• [Task details] Without the pictures, return each record as it appears.

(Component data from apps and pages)
++++++++
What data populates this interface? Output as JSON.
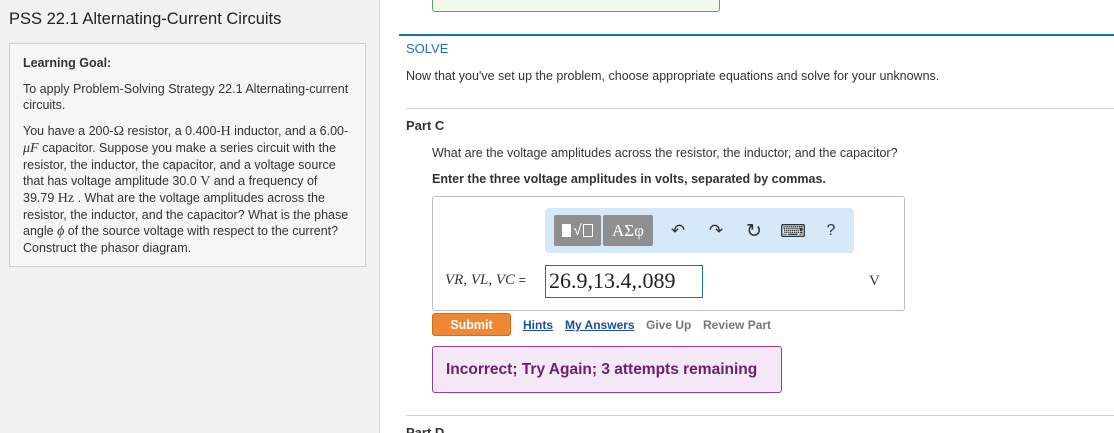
{
  "left": {
    "title": "PSS 22.1 Alternating-Current Circuits",
    "learning_goal_label": "Learning Goal:",
    "learning_goal_text": "To apply Problem-Solving Strategy 22.1 Alternating-current circuits.",
    "problem": {
      "t1": "You have a 200-",
      "ohm": "Ω",
      "t2": " resistor, a 0.400-",
      "henry": "H",
      "t3": " inductor, and a 6.00-",
      "microfarad": "μF",
      "t4": " capacitor. Suppose you make a series circuit with the resistor, the inductor, the capacitor, and a voltage source that has voltage amplitude 30.0 ",
      "volt": "V",
      "t5": " and a frequency of 39.79 ",
      "hz": "Hz",
      "t6": " . What are the voltage amplitudes across the resistor, the inductor, and the capacitor? What is the phase angle ",
      "phi": "ϕ",
      "t7": " of the source voltage with respect to the current? Construct the phasor diagram."
    }
  },
  "solve": {
    "heading": "SOLVE",
    "text": "Now that you've set up the problem, choose appropriate equations and solve for your unknowns."
  },
  "part_c": {
    "label": "Part C",
    "question": "What are the voltage amplitudes across the resistor, the inductor, and the capacitor?",
    "instruction": "Enter the three voltage amplitudes in volts, separated by commas.",
    "toolbar": {
      "templates_glyph": "√",
      "symbols_label": "ΑΣφ",
      "undo_icon": "↶",
      "redo_icon": "↷",
      "reset_icon": "↻",
      "keyboard_icon": "⌨",
      "help_label": "?"
    },
    "equation_label": "VR, VL, VC",
    "equals": "=",
    "answer_value": "26.9,13.4,.089",
    "unit": "V",
    "submit_label": "Submit",
    "links": {
      "hints": "Hints",
      "my_answers": "My Answers",
      "give_up": "Give Up",
      "review_part": "Review Part"
    },
    "feedback": "Incorrect; Try Again; 3 attempts remaining"
  },
  "part_d": {
    "label": "Part D"
  },
  "colors": {
    "accent_blue": "#1a6fb7",
    "submit_orange": "#f08733",
    "feedback_purple": "#6b2070",
    "feedback_bg": "#f5e8f6"
  }
}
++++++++
• [Result of this exercise]
What data populates this interface? Output as JSON.
{
  "left": {
    "title": "PSS 22.1 Alternating-Current Circuits",
    "learning_goal_label": "Learning Goal:",
    "learning_goal_text": "To apply Problem-Solving Strategy 22.1 Alternating-current circuits.",
    "problem": {
      "t1": "You have a 200-",
      "ohm": "Ω",
      "t2": " resistor, a 0.400-",
      "henry": "H",
      "t3": " inductor, and a 6.00-",
      "microfarad": "μF",
      "t4": " capacitor. Suppose you make a series circuit with the resistor, the inductor, the capacitor, and a voltage source that has voltage amplitude 30.0 ",
      "volt": "V",
      "t5": " and a frequency of 39.79 ",
      "hz": "Hz",
      "t6": " . What are the voltage amplitudes across the resistor, the inductor, and the capacitor? What is the phase angle ",
      "phi": "ϕ",
      "t7": " of the source voltage with respect to the current? Construct the phasor diagram."
    }
  },
  "solve": {
    "heading": "SOLVE",
    "text": "Now that you've set up the problem, choose appropriate equations and solve for your unknowns."
  },
  "part_c": {
    "label": "Part C",
    "question": "What are the voltage amplitudes across the resistor, the inductor, and the capacitor?",
    "instruction": "Enter the three voltage amplitudes in volts, separated by commas.",
    "toolbar": {
      "templates_glyph": "√",
      "symbols_label": "ΑΣφ",
      "undo_icon": "↶",
      "redo_icon": "↷",
      "reset_icon": "↻",
      "keyboard_icon": "⌨",
      "help_label": "?"
    },
    "equation_label": "VR, VL, VC",
    "equals": "=",
    "answer_value": "26.9,13.4,.089",
    "unit": "V",
    "submit_label": "Submit",
    "links": {
      "hints": "Hints",
      "my_answers": "My Answers",
      "give_up": "Give Up",
      "review_part": "Review Part"
    },
    "feedback": "Incorrect; Try Again; 3 attempts remaining"
  },
  "part_d": {
    "label": "Part D"
  },
  "colors": {
    "accent_blue": "#1a6fb7",
    "submit_orange": "#f08733",
    "feedback_purple": "#6b2070",
    "feedback_bg": "#f5e8f6"
  }
}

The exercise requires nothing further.